A Delta company has announced a $4.7 million shipment of power conversion products to an American military equipment manufacturer in Maryland.
Analytic Systems will supply the power conversion technology for the AAI Unmanned Aircraft Systems’ Shadow, an unmanned aerial vehicle (UAV) used by the U.S. Army and Marine Corps.
“This project started off fairly simple but rapidly grew to a full-fledged military development program,” said Analytic Systems president Jim Hargrove.
AAI contacted Analytic five years ago to work on the design, build, and testing of lithium-ion battery units for use in UAVs. The power system is comprised of power supplies, inverters, voltage converters, and battery chargers.
“The first production units of this largest order in company history will begin shipping in February.

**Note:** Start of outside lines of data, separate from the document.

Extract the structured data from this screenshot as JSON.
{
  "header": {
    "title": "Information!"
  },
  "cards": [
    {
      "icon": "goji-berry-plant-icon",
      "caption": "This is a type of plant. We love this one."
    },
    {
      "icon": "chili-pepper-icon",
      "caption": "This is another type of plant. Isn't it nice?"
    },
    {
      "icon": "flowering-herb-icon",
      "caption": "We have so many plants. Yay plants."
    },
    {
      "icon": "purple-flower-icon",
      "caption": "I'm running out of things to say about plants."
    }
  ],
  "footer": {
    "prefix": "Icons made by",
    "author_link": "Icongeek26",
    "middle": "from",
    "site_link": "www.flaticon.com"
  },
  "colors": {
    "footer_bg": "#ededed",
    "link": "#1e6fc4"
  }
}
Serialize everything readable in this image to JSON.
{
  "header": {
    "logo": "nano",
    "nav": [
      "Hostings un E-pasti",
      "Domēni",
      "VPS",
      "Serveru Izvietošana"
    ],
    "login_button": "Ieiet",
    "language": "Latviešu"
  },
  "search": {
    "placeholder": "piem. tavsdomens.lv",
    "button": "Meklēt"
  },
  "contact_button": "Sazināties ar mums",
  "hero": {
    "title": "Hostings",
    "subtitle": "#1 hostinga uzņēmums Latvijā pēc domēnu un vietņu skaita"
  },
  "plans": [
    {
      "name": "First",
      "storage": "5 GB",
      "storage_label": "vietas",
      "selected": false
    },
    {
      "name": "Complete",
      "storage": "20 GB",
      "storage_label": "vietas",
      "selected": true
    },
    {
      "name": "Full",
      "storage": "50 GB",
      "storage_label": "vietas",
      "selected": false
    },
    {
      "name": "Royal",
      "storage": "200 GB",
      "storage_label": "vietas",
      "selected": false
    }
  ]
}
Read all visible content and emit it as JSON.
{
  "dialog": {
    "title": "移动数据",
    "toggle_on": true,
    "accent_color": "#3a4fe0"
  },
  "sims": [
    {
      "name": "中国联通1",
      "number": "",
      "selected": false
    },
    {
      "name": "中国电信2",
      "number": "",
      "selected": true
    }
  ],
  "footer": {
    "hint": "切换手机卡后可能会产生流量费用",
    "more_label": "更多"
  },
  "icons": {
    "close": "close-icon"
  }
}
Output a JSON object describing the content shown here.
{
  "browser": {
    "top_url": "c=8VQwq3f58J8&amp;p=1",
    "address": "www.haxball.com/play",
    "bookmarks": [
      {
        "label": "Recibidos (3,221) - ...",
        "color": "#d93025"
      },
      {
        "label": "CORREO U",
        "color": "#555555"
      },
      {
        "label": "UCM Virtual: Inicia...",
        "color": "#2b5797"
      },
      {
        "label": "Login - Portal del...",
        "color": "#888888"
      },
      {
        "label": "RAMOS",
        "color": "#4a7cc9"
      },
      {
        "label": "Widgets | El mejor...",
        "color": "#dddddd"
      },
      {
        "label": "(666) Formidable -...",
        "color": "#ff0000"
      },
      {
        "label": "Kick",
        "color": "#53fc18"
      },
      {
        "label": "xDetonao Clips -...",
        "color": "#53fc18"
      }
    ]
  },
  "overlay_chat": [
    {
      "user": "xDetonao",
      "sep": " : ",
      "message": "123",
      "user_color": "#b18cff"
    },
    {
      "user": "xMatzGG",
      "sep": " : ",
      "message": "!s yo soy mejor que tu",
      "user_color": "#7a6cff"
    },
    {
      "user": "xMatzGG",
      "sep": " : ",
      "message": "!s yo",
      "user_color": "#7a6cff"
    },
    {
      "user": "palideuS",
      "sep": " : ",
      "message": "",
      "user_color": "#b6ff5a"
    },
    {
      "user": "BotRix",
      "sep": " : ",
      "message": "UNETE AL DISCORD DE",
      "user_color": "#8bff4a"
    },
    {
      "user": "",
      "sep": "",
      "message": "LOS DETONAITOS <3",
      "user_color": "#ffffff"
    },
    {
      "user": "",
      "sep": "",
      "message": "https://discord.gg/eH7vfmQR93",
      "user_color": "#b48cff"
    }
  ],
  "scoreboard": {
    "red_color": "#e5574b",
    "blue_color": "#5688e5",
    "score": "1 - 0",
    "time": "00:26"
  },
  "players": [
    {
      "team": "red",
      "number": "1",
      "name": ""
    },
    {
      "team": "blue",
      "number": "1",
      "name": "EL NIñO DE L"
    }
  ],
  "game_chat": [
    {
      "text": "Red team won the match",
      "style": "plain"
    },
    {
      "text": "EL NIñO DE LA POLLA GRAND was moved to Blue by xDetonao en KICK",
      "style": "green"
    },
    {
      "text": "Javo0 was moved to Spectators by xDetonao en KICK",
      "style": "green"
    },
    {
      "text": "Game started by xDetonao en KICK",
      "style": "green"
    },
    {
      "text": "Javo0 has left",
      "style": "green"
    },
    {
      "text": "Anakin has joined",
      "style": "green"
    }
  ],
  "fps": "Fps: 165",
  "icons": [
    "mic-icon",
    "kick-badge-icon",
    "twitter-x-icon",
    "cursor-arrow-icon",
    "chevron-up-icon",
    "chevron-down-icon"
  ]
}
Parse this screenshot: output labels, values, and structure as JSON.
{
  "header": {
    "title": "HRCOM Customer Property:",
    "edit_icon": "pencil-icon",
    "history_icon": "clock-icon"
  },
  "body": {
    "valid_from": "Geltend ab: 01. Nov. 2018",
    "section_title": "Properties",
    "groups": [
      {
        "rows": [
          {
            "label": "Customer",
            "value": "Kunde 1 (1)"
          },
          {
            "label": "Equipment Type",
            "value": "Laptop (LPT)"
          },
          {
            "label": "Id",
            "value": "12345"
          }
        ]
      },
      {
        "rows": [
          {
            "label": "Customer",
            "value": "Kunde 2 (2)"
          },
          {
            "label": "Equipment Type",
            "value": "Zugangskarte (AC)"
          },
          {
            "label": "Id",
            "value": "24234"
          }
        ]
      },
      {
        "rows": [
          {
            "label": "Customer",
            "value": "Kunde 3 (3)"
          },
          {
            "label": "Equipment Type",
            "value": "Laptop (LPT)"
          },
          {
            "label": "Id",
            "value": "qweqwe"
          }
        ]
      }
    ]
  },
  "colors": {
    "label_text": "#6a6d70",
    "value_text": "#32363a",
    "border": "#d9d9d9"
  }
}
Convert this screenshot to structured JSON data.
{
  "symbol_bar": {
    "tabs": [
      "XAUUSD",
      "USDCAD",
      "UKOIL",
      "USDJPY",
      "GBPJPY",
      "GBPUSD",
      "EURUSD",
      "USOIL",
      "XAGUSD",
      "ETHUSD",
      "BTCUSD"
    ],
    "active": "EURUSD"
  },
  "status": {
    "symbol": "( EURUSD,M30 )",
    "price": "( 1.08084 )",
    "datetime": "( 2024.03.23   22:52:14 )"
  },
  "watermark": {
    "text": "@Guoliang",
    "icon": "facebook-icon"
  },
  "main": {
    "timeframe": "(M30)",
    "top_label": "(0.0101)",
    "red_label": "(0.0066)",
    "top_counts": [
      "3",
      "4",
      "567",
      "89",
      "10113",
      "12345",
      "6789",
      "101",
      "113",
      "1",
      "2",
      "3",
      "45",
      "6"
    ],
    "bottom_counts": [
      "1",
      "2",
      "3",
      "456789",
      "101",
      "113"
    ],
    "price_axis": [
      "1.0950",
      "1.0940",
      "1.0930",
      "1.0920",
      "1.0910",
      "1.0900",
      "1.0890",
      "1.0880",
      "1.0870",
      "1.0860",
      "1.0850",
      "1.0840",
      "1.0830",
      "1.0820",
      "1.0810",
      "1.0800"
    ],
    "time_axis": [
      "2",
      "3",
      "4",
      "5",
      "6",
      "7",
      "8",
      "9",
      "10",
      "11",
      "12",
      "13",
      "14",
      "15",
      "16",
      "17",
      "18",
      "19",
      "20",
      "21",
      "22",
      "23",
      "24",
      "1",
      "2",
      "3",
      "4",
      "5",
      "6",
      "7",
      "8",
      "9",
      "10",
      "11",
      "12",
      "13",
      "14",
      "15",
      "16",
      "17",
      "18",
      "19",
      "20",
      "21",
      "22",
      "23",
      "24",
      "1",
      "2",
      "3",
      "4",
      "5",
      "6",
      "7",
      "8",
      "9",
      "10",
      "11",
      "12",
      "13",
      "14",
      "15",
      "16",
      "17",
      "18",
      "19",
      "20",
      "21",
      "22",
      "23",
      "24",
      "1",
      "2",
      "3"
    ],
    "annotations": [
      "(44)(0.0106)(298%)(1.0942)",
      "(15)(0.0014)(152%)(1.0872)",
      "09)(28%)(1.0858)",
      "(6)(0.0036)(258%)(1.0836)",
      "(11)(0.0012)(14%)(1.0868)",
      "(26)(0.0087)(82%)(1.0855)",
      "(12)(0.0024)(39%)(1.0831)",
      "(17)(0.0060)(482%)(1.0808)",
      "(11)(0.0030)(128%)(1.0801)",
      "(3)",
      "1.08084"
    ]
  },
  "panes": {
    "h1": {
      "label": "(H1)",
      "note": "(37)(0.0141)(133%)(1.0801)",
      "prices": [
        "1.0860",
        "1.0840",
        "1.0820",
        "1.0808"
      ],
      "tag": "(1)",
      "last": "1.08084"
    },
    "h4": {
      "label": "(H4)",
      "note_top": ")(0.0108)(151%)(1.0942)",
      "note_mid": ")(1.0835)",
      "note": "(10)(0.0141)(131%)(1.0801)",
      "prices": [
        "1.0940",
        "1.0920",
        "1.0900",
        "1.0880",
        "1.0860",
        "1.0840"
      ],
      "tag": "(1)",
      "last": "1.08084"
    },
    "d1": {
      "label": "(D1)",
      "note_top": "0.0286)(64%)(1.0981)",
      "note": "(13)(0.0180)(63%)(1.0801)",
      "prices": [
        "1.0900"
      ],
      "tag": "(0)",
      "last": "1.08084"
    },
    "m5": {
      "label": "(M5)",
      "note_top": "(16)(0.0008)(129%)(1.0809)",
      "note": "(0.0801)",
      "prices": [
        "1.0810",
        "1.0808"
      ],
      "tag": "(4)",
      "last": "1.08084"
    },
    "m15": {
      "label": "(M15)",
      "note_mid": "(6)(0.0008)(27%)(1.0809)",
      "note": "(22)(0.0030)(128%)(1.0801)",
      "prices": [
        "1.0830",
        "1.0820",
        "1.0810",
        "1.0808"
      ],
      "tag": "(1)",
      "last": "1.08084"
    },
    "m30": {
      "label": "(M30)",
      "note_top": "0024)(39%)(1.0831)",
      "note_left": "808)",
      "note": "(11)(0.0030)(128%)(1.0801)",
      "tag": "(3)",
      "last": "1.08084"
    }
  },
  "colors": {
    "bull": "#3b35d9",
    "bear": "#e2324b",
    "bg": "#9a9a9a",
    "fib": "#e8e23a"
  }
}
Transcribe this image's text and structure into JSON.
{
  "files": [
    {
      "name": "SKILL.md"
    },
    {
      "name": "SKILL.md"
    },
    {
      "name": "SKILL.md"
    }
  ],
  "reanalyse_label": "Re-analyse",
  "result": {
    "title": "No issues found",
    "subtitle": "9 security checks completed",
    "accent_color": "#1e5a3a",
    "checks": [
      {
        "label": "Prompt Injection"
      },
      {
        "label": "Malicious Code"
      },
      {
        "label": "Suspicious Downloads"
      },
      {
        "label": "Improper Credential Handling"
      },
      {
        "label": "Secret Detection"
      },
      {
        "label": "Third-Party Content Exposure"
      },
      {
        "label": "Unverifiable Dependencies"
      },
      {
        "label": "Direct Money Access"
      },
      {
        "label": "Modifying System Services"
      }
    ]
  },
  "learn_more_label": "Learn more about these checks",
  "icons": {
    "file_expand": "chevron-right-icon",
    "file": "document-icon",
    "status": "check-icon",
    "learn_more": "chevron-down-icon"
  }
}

At the same time our R&D department is already working on the next generation of this system,” Hargrove said.
Analytic Systems was founded by Jim’s father, Lloyd Hargrove, in Vancouver in 1976. He passed away in 2009, just as the company moved into its Delta location, which now employs 76 skilled workers.
“One of the differences between us and a lot of the other companies in the high technology industry in British Columbia is we manufacture here,” said Hargrove.
He said Analytic is working on another project for the U.S. military that is saving lives in areas of armed conflict.
The company was approached by Michigan Technical University three years ago for a specialized charger for a counter-Improvised Explosive Device (IED) system to be fitted to a mine-resistant armor protected vehicle (MRAV).
The U.S. Army uses MRAVs in many deployments where IEDs and land mines pose a constant danger for military and civilian personnel, most notably Afghanistan.
“Last March this program came to life almost overnight and we built 400 of these chargers in only two months for the Anniston Army Depot in Louisiana,” he said.
Hargrove said he believes the future is headed toward a fully electric economy, and that power conversion technology companies like Analytic will become increasingly in demand, generating highly skilled jobs and high wages for British Columbians.